*TASK PROMPT*. Scan the listing for "stream" and copy out each line that has it.

*DATA EXCERPTS*.
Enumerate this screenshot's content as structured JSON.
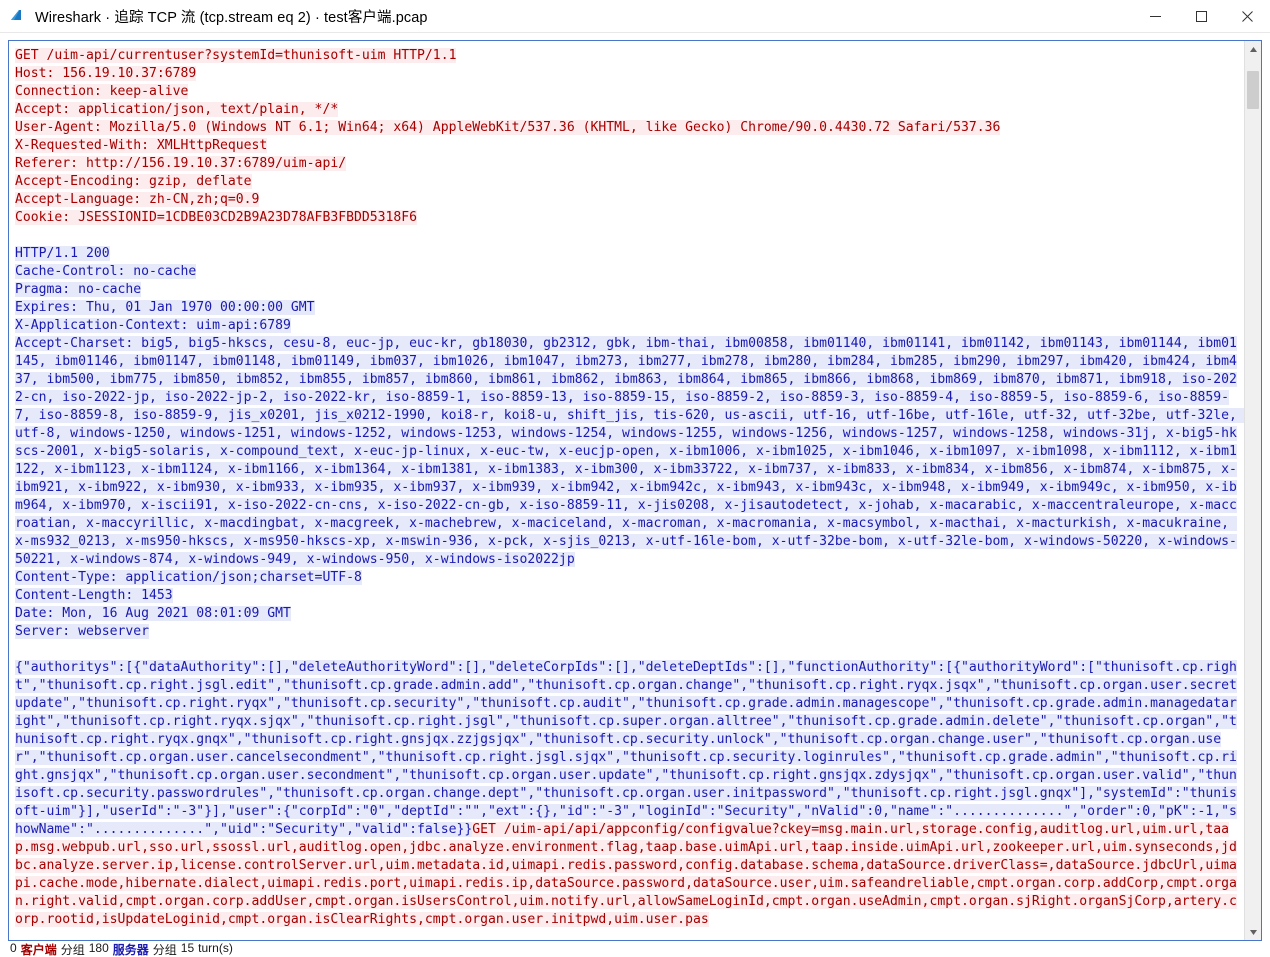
{
  "window": {
    "title": "Wireshark · 追踪 TCP 流 (tcp.stream eq 2) · test客户端.pcap",
    "icon": "wireshark-fin-icon",
    "minimize_label": "–",
    "maximize_label": "□",
    "close_label": "×"
  },
  "scrollbar": {
    "up_label": "▲",
    "down_label": "▼"
  },
  "statusbar": {
    "client_packets": "0",
    "client_label": "客户端",
    "client_unit": "分组",
    "server_packets": "180",
    "server_label": "服务器",
    "server_unit": "分组",
    "turns_count": "15",
    "turns_label": "turn(s)"
  },
  "stream": {
    "request_1": "GET /uim-api/currentuser?systemId=thunisoft-uim HTTP/1.1\nHost: 156.19.10.37:6789\nConnection: keep-alive\nAccept: application/json, text/plain, */*\nUser-Agent: Mozilla/5.0 (Windows NT 6.1; Win64; x64) AppleWebKit/537.36 (KHTML, like Gecko) Chrome/90.0.4430.72 Safari/537.36\nX-Requested-With: XMLHttpRequest\nReferer: http://156.19.10.37:6789/uim-api/\nAccept-Encoding: gzip, deflate\nAccept-Language: zh-CN,zh;q=0.9\nCookie: JSESSIONID=1CDBE03CD2B9A23D78AFB3FBDD5318F6\n",
    "response_1": "HTTP/1.1 200\nCache-Control: no-cache\nPragma: no-cache\nExpires: Thu, 01 Jan 1970 00:00:00 GMT\nX-Application-Context: uim-api:6789\nAccept-Charset: big5, big5-hkscs, cesu-8, euc-jp, euc-kr, gb18030, gb2312, gbk, ibm-thai, ibm00858, ibm01140, ibm01141, ibm01142, ibm01143, ibm01144, ibm01145, ibm01146, ibm01147, ibm01148, ibm01149, ibm037, ibm1026, ibm1047, ibm273, ibm277, ibm278, ibm280, ibm284, ibm285, ibm290, ibm297, ibm420, ibm424, ibm437, ibm500, ibm775, ibm850, ibm852, ibm855, ibm857, ibm860, ibm861, ibm862, ibm863, ibm864, ibm865, ibm866, ibm868, ibm869, ibm870, ibm871, ibm918, iso-2022-cn, iso-2022-jp, iso-2022-jp-2, iso-2022-kr, iso-8859-1, iso-8859-13, iso-8859-15, iso-8859-2, iso-8859-3, iso-8859-4, iso-8859-5, iso-8859-6, iso-8859-7, iso-8859-8, iso-8859-9, jis_x0201, jis_x0212-1990, koi8-r, koi8-u, shift_jis, tis-620, us-ascii, utf-16, utf-16be, utf-16le, utf-32, utf-32be, utf-32le, utf-8, windows-1250, windows-1251, windows-1252, windows-1253, windows-1254, windows-1255, windows-1256, windows-1257, windows-1258, windows-31j, x-big5-hkscs-2001, x-big5-solaris, x-compound_text, x-euc-jp-linux, x-euc-tw, x-eucjp-open, x-ibm1006, x-ibm1025, x-ibm1046, x-ibm1097, x-ibm1098, x-ibm1112, x-ibm1122, x-ibm1123, x-ibm1124, x-ibm1166, x-ibm1364, x-ibm1381, x-ibm1383, x-ibm300, x-ibm33722, x-ibm737, x-ibm833, x-ibm834, x-ibm856, x-ibm874, x-ibm875, x-ibm921, x-ibm922, x-ibm930, x-ibm933, x-ibm935, x-ibm937, x-ibm939, x-ibm942, x-ibm942c, x-ibm943, x-ibm943c, x-ibm948, x-ibm949, x-ibm949c, x-ibm950, x-ibm964, x-ibm970, x-iscii91, x-iso-2022-cn-cns, x-iso-2022-cn-gb, x-iso-8859-11, x-jis0208, x-jisautodetect, x-johab, x-macarabic, x-maccentraleurope, x-maccroatian, x-maccyrillic, x-macdingbat, x-macgreek, x-machebrew, x-maciceland, x-macroman, x-macromania, x-macsymbol, x-macthai, x-macturkish, x-macukraine, x-ms932_0213, x-ms950-hkscs, x-ms950-hkscs-xp, x-mswin-936, x-pck, x-sjis_0213, x-utf-16le-bom, x-utf-32be-bom, x-utf-32le-bom, x-windows-50220, x-windows-50221, x-windows-874, x-windows-949, x-windows-950, x-windows-iso2022jp\nContent-Type: application/json;charset=UTF-8\nContent-Length: 1453\nDate: Mon, 16 Aug 2021 08:01:09 GMT\nServer: webserver\n",
    "response_body": "{\"authoritys\":[{\"dataAuthority\":[],\"deleteAuthorityWord\":[],\"deleteCorpIds\":[],\"deleteDeptIds\":[],\"functionAuthority\":[{\"authorityWord\":[\"thunisoft.cp.right\",\"thunisoft.cp.right.jsgl.edit\",\"thunisoft.cp.grade.admin.add\",\"thunisoft.cp.organ.change\",\"thunisoft.cp.right.ryqx.jsqx\",\"thunisoft.cp.organ.user.secretupdate\",\"thunisoft.cp.right.ryqx\",\"thunisoft.cp.security\",\"thunisoft.cp.audit\",\"thunisoft.cp.grade.admin.managescope\",\"thunisoft.cp.grade.admin.managedataright\",\"thunisoft.cp.right.ryqx.sjqx\",\"thunisoft.cp.right.jsgl\",\"thunisoft.cp.super.organ.alltree\",\"thunisoft.cp.grade.admin.delete\",\"thunisoft.cp.organ\",\"thunisoft.cp.right.ryqx.gnqx\",\"thunisoft.cp.right.gnsjqx.zzjgsjqx\",\"thunisoft.cp.security.unlock\",\"thunisoft.cp.organ.change.user\",\"thunisoft.cp.organ.user\",\"thunisoft.cp.organ.user.cancelsecondment\",\"thunisoft.cp.right.jsgl.sjqx\",\"thunisoft.cp.security.loginrules\",\"thunisoft.cp.grade.admin\",\"thunisoft.cp.right.gnsjqx\",\"thunisoft.cp.organ.user.secondment\",\"thunisoft.cp.organ.user.update\",\"thunisoft.cp.right.gnsjqx.zdysjqx\",\"thunisoft.cp.organ.user.valid\",\"thunisoft.cp.security.passwordrules\",\"thunisoft.cp.organ.change.dept\",\"thunisoft.cp.organ.user.initpassword\",\"thunisoft.cp.right.jsgl.gnqx\"],\"systemId\":\"thunisoft-uim\"}],\"userId\":\"-3\"}],\"user\":{\"corpId\":\"0\",\"deptId\":\"\",\"ext\":{},\"id\":\"-3\",\"loginId\":\"Security\",\"nValid\":0,\"name\":\"..............\",\"order\":0,\"pK\":-1,\"showName\":\"..............\",\"uid\":\"Security\",\"valid\":false}}",
    "request_2": "GET /uim-api/api/appconfig/configvalue?ckey=msg.main.url,storage.config,auditlog.url,uim.url,taap.msg.webpub.url,sso.url,ssossl.url,auditlog.open,jdbc.analyze.environment.flag,taap.base.uimApi.url,taap.inside.uimApi.url,zookeeper.url,uim.synseconds,jdbc.analyze.server.ip,license.controlServer.url,uim.metadata.id,uimapi.redis.password,config.database.schema,dataSource.driverClass=,dataSource.jdbcUrl,uimapi.cache.mode,hibernate.dialect,uimapi.redis.port,uimapi.redis.ip,dataSource.password,dataSource.user,uim.safeandreliable,cmpt.organ.corp.addCorp,cmpt.organ.right.valid,cmpt.organ.corp.addUser,cmpt.organ.isUsersControl,uim.notify.url,allowSameLoginId,cmpt.organ.useAdmin,cmpt.organ.sjRight.organSjCorp,artery.corp.rootid,isUpdateLoginid,cmpt.organ.isClearRights,cmpt.organ.user.initpwd,uim.user.pas"
  }
}
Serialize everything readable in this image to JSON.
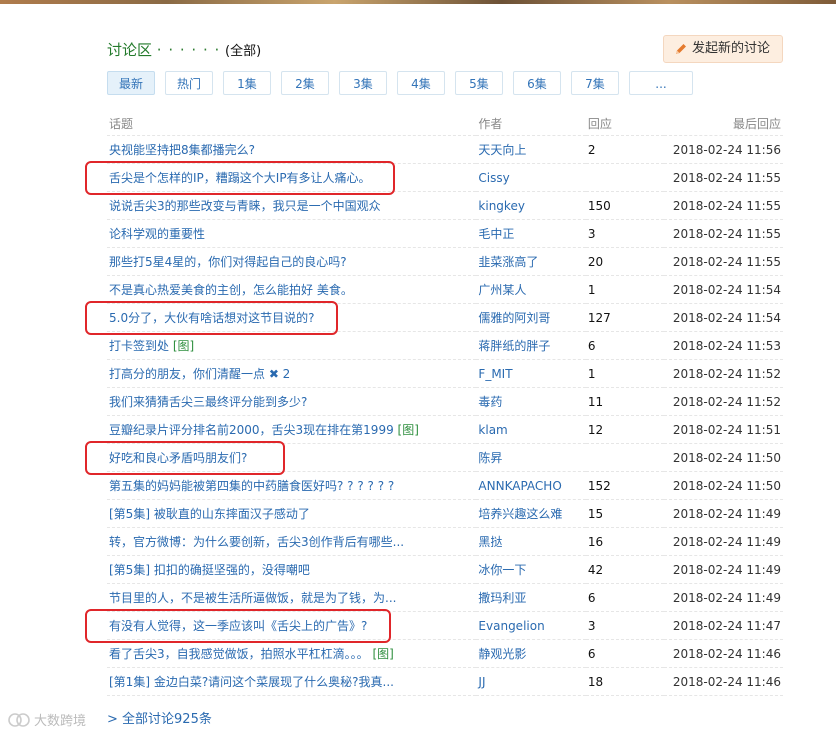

*YOUR SOLUTION*.
    "title": "Wireshark · 追踪 TCP 流 (tcp.stream eq 2) · test客户端.pcap",
  "stream": {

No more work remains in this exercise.